The simplest method of setting the brushes to the neutral plane position is to connect an AC voltmeter across the shunt field leads. Low-voltage AC is then applied to the armature ( --52). The armature acts like the primary of a transformer, and the shunt field acts like the secondary. If the brushes are not set at the neutral plane position, the changing magnetic field of the armature induces a voltage into the shunt field. The brush position can be set by observing the action of the AC voltmeter. If the brush yoke is loosened to permit the brushes to be moved back and forth on the commutator, the voltmeter pointer moves up and down the scale. The brushes are set to the neutral plane position when the voltmeter is at its lowest possible reading.

--51 Cut-away of a DC machine.

--52 Setting the brushes at the neutral plane. Low-voltage AC supply

--53 The equalizer connection is used to connect the series fields in parallel with each other. Equalizer connection

--54 One generator takes all the load, and the other becomes a motor.
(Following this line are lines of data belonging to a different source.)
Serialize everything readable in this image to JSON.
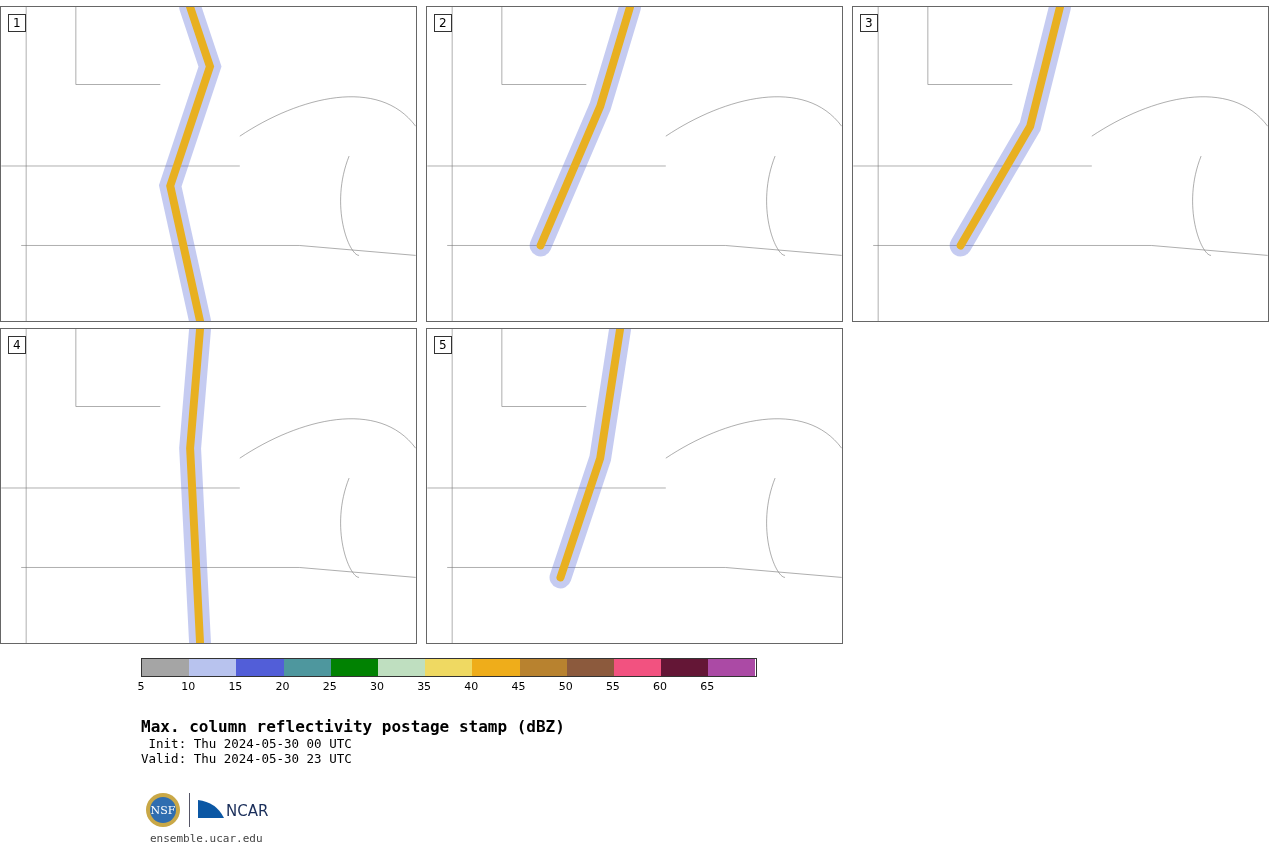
{
  "panels": [
    {
      "label": "1"
    },
    {
      "label": "2"
    },
    {
      "label": "3"
    },
    {
      "label": "4"
    },
    {
      "label": "5"
    }
  ],
  "colorbar": [
    {
      "label": "5",
      "color": "#a5a5a5"
    },
    {
      "label": "10",
      "color": "#b8c3ee"
    },
    {
      "label": "15",
      "color": "#525ed8"
    },
    {
      "label": "20",
      "color": "#4e979e"
    },
    {
      "label": "25",
      "color": "#018202"
    },
    {
      "label": "30",
      "color": "#bfdfc0"
    },
    {
      "label": "35",
      "color": "#efd962"
    },
    {
      "label": "40",
      "color": "#efad1a"
    },
    {
      "label": "45",
      "color": "#b8822f"
    },
    {
      "label": "50",
      "color": "#8c5a3d"
    },
    {
      "label": "55",
      "color": "#f25280"
    },
    {
      "label": "60",
      "color": "#641636"
    },
    {
      "label": "65",
      "color": "#ab4aa5"
    }
  ],
  "title": "Max. column reflectivity postage stamp (dBZ)",
  "init": " Init: Thu 2024-05-30 00 UTC",
  "valid": "Valid: Thu 2024-05-30 23 UTC",
  "logo": {
    "nsf": "NSF",
    "ncar": "NCAR"
  },
  "footer": "ensemble.ucar.edu"
}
Motorized generator -- Overexcited generator

Paralleling Generators

There may be occasions when one DC generator cannot supply enough current to operate the connected load. In such a case, another generator is connected in parallel with the first. DC generators should never be connected in parallel without an equalizer connection. The equalizer connection is used to connect the series fields of the two machines in parallel with each other. This arrangement prevents one machine from taking the other over as a motor.

Assume that two generators are to be connected in parallel and the equalizing connection has not been made. Unless both machines are operating with identical field excitation when they are connected in parallel, the machine with the greatest excitation takes the entire load and begins operating the other machine as a motor. The series field of the machine that accepts the load is strengthened, and the series field of the machine that gives up the load is weakened. The machine with the stronger series field takes even greater load, and the machine with the weaker series field reduces load even further.

The generator that begins motoring has the current flow through its series field reversed, which causes it to operate as a differential-compound motor. If the motoring generator is not removed from the line, the magnetic field strength of the series field will become greater than the field strength of the shunt field. This causes the polarity of the residual magnetism in the pole pieces to reverse. This is often referred to as flashing the field. Flashing the field results in the polarity of the output voltage being reversed when the machine is restarted as a generator. The equalizer connection prevents field reversal even if the generator becomes a motor.

The resistance of the equalizer cable should not exceed 20% of the resistance of the series field winding of the smallest paralleled generator. This ensures that the current flow provided to the series fields will divide in the approximate inverse ratio of the respective series field winding.

Top of Page

PREV: part 3 NEXT: DC Generators--Summary / QUIZ Guide Index HOME